Paper long abstract:
In the field of religion, Turner's concept of liminality has been used extensively to understand the transition phase in the rite of passage, and the experience of tourism (McCannell, 1976; Urry, 1995). These two realms of anthropology seem different in many ways, but in our societies driven by liberal and capitalistic economies, both cultural phenomena gain a quality of playfulness. Indeed, today, through its desire for self-fulfilment and freedom of choice, the individual can use and play with cultural symbols to serve his needs and goals in an intentional manner, and also to seek pleasure and instant gratification.
And interestingly, the psychoanalyst Donald Winnicott gives us the methodological tools to understand what happens at a psychological and social level during any process of transition. Winnicott locates the cultural experience in play, which he defines as Transitional phenomena, a "potential space [the intermediate area of experience] between the individual and the environment". So, the transitional phenomenon must be a good-enough environment in which, as the child in play, the adult in cultural experience comes across conditions that cannot be challenged and enable him, through a transitional object or a symbol, to express, release his creative impulse which aims at the construction of the self and the acceptance of reality.

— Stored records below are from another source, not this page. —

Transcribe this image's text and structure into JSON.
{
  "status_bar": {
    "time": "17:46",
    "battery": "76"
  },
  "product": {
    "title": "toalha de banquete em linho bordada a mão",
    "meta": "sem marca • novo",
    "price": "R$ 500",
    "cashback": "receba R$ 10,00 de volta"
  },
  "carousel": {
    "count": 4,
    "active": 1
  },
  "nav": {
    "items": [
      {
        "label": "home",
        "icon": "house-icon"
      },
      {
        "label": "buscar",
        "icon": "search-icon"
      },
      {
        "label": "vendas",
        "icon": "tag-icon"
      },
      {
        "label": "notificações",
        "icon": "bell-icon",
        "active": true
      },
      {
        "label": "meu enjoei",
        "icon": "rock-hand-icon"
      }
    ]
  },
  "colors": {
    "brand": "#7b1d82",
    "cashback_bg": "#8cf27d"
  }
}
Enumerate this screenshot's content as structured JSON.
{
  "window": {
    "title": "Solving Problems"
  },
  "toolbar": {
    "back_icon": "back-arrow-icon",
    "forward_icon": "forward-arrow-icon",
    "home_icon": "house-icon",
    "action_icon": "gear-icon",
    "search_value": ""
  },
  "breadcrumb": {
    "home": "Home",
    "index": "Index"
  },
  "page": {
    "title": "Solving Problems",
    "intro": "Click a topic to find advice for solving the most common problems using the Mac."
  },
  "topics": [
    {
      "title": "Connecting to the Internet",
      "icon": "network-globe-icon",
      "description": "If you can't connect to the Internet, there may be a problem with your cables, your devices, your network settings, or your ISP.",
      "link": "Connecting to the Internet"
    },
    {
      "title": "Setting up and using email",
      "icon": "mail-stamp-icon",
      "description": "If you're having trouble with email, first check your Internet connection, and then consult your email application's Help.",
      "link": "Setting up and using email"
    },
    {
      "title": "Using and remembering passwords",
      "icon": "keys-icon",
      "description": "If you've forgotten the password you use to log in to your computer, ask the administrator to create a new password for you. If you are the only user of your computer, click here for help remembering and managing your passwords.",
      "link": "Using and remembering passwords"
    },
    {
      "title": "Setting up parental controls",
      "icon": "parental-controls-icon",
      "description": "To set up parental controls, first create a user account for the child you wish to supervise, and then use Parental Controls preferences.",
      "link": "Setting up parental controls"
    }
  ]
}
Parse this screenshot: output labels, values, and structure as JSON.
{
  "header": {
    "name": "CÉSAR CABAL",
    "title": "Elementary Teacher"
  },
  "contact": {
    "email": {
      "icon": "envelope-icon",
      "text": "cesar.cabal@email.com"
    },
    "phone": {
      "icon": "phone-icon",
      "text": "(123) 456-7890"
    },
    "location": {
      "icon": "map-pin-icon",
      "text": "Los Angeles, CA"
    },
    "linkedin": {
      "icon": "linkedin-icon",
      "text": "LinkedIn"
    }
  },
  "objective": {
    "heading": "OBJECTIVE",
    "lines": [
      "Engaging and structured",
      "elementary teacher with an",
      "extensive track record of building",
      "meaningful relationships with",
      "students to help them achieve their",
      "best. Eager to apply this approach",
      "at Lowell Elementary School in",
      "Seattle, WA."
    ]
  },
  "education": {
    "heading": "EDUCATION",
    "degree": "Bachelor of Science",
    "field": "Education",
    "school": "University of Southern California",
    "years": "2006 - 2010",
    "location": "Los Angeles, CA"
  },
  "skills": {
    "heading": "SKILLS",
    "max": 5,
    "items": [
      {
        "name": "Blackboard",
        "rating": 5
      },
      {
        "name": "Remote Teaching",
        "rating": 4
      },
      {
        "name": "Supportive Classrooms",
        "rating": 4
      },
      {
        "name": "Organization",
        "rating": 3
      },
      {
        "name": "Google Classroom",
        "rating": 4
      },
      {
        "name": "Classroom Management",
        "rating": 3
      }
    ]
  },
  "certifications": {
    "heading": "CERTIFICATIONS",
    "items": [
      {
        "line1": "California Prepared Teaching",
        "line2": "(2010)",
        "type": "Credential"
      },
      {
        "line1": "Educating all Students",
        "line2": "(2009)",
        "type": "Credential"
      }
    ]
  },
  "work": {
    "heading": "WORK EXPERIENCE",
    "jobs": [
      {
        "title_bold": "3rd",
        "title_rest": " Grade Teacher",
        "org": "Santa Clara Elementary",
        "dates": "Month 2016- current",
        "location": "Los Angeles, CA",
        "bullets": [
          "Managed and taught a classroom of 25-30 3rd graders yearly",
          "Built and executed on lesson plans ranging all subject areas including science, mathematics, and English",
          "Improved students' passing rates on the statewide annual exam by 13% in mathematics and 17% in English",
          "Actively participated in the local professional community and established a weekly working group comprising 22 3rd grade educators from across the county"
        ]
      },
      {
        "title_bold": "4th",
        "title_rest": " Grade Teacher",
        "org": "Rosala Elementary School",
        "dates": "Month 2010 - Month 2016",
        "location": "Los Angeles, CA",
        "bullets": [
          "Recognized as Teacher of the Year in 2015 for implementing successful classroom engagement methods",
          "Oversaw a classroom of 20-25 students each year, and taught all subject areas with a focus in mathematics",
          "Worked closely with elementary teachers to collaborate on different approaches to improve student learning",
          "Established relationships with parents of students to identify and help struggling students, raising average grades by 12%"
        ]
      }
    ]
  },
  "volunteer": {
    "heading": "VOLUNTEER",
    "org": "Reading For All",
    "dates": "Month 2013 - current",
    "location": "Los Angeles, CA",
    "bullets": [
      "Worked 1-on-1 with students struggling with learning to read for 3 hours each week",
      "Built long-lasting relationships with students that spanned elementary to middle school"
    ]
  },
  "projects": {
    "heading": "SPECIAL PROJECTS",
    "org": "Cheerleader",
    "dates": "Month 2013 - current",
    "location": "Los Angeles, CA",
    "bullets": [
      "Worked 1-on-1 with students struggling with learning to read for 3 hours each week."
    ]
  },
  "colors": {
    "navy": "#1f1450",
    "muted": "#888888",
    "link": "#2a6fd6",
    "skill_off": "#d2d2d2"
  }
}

A journey towards experiencing has begun from early stage in life to man's cultural life. Thus I will try to convince my audience of the use of such a methodological framework in the fields of religion, tourism, and tradition. But I also want to show that this tool is suitable to understand any other cultural experiences. And I will try to challenge my audience in that sense.